Georgia Bulletin

The Newspaper of the Catholic Archdiocese of Atlanta

The cross of chastity

By LORRAINE V. MURRAY, Commentary | Published June 11, 2015

These are confusing times. Who could have predicted, say 30 years ago, that a hot topic of discussion would involve two men or two women marrying each other? Still, this is where we are today, and many Catholics are uncertain about what our faith teaches. Are we being hateful if we say gay marriage is wrong? Are we supposed to shun people who support it?

If you pick up a copy of “The Catechism of the Catholic Church,” you’ll soon discover that Catholic teaching on homosexuals emphasizes Christ-like love. In fact, the community is called to accept these folks with “respect, compassion, and sensitivity.”2015 06 11 GB MURRAY The Cross of chasity

Still, there is a huge difference between accepting people and endorsing their actions. And the catechism also declares homosexual actions to be sinful because they are contrary to natural law and “close the sexual act to the gift of life.”

Keep in mind the catechism is talking about actions, not feelings. A man who feels a sexual attraction to another man doesn’t sin if he refrains from acting on his desires. The sin comes about in the actions.

As for marriage, Catholic teaching firmly defines it in traditional terms. As Archbishop Wilton Gregory eloquently noted in his response to the Supreme Court ruling on the Defense of Marriage Act: “The Catholic Church promotes and defends marriage by teaching about marriage’s authentic meaning as a lifelong, exclusive, and fruitful communion of one man and one woman.”

In his first encyclical letter, “The Light of Faith,” Pope Francis emphasized that marriage is a “sign and presence of God’s own love, and of the acknowledgment … of the goodness of sexual differentiation, whereby spouses can become one flesh (cf. Gen 2:24) and are enabled to give birth to a new life, a manifestation of the Creator’s goodness, wisdom and loving plan.”

So what does the church require of people attracted to members of their own sex? They are asked to make a substantial sacrifice, which is refraining from acting on their sexual desires—and living a chaste life.

This is not an easy road by any means. In truth, it may be a cross—and the catechism emphasizes this by saying that they are called “to fulfill God’s will in their lives, and if they are Christians, to unite to the sacrifice of the Lord’s Cross the difficulties they may encounter from their condition.”

Living a chaste life may seem impossible in a society where provocative images dance before our eyes on websites, in movies and on TV. Still, millions of heterosexuals also live up to this standard, including single people, widows and widowers, and those called to the religious life.

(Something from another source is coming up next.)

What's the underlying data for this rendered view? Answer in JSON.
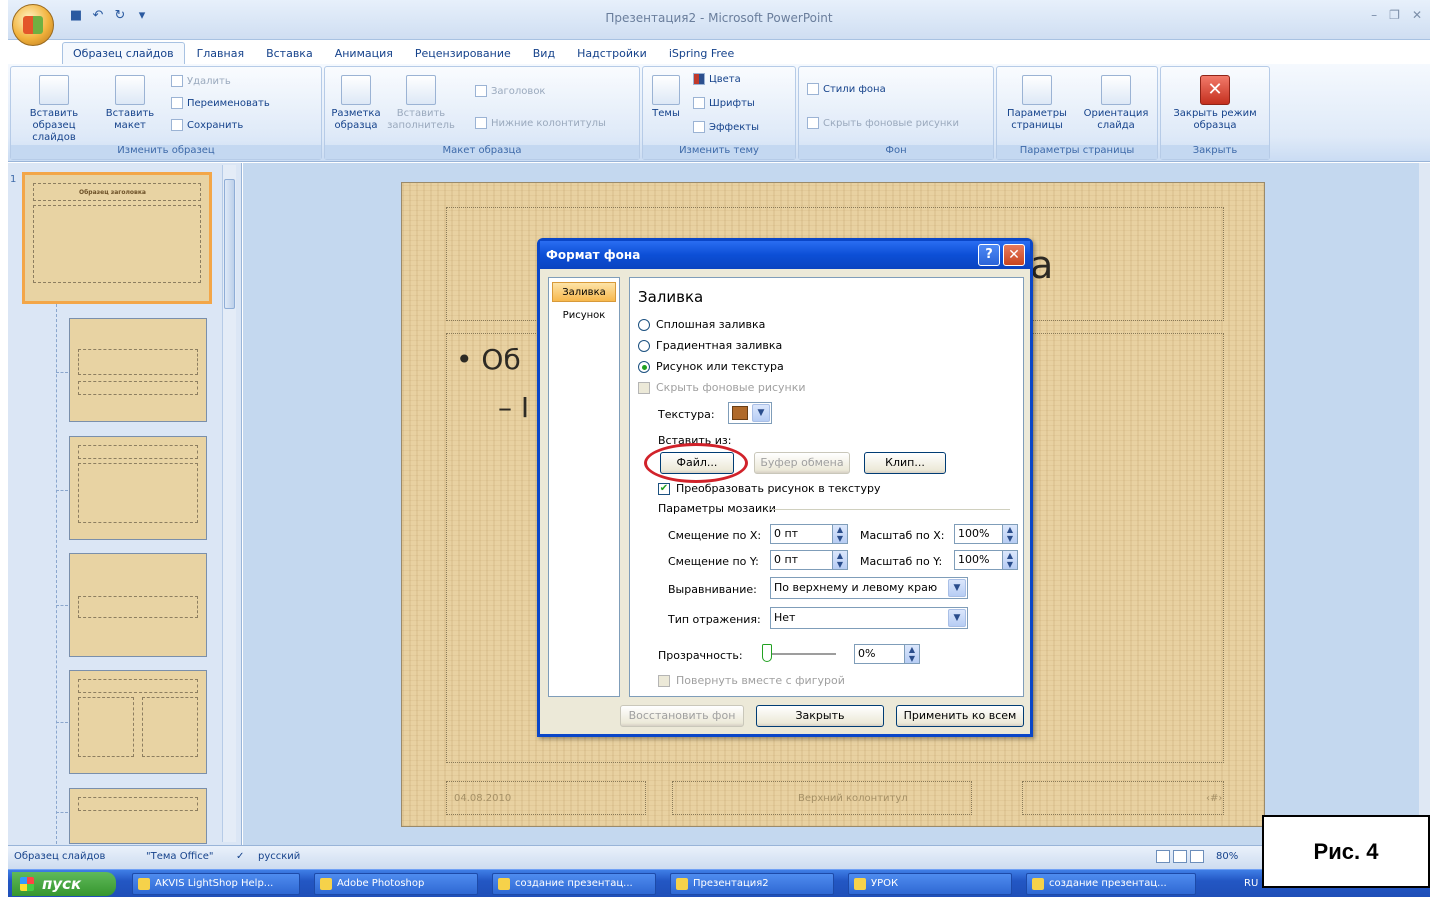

And although we hardly ever see headlines about them, many Catholics with same-sex attraction accept their faith’s teachings and courageously strive to follow them.

For example, blogger Steve Gershom wrote, “Is it hard to be gay and Catholic? Yes, because like everybody, I sometimes want things that are not good for me. The Church doesn’t let me have those things, not because she’s mean, but because she’s a good mother …”

He added, “Show me a religion where you always get to do what you want and I’ll show you a pretty shabby, lazy religion. Something not worth living or dying for, or even getting up in the morning for.”

Being a Catholic, he says, “means believing in a God who literally waits in the chapel for me, hoping I’ll stop by … so he can pour out love and healing on my heart.” He goes on to ask a compelling question: “Which is worth more—all this, or getting to have sex with who I want?”

As Christians, we are expected to pick up our crosses daily and follow Christ. The cross may entail terrible illnesses, bone-crunching poverty and shattering heartbreaks. And no matter what a person’s sexual leanings may be, the cross can also entail saying no to deep-seated desires.

We trust that the sacrifices we make are worth it, since the true goal of our lives is getting to heaven. And how do we get there? By dying to self, confessing our sins, receiving the sacraments, uniting our sacrifices to the Lord’s agonizing cross, helping others carry their crosses—and ultimately by the grace of God.

Lorraine Murray is the author of eight books, most recently “Death Dons a Mask.” Artwork is by Jef Murray. Readers may contact the Murrays at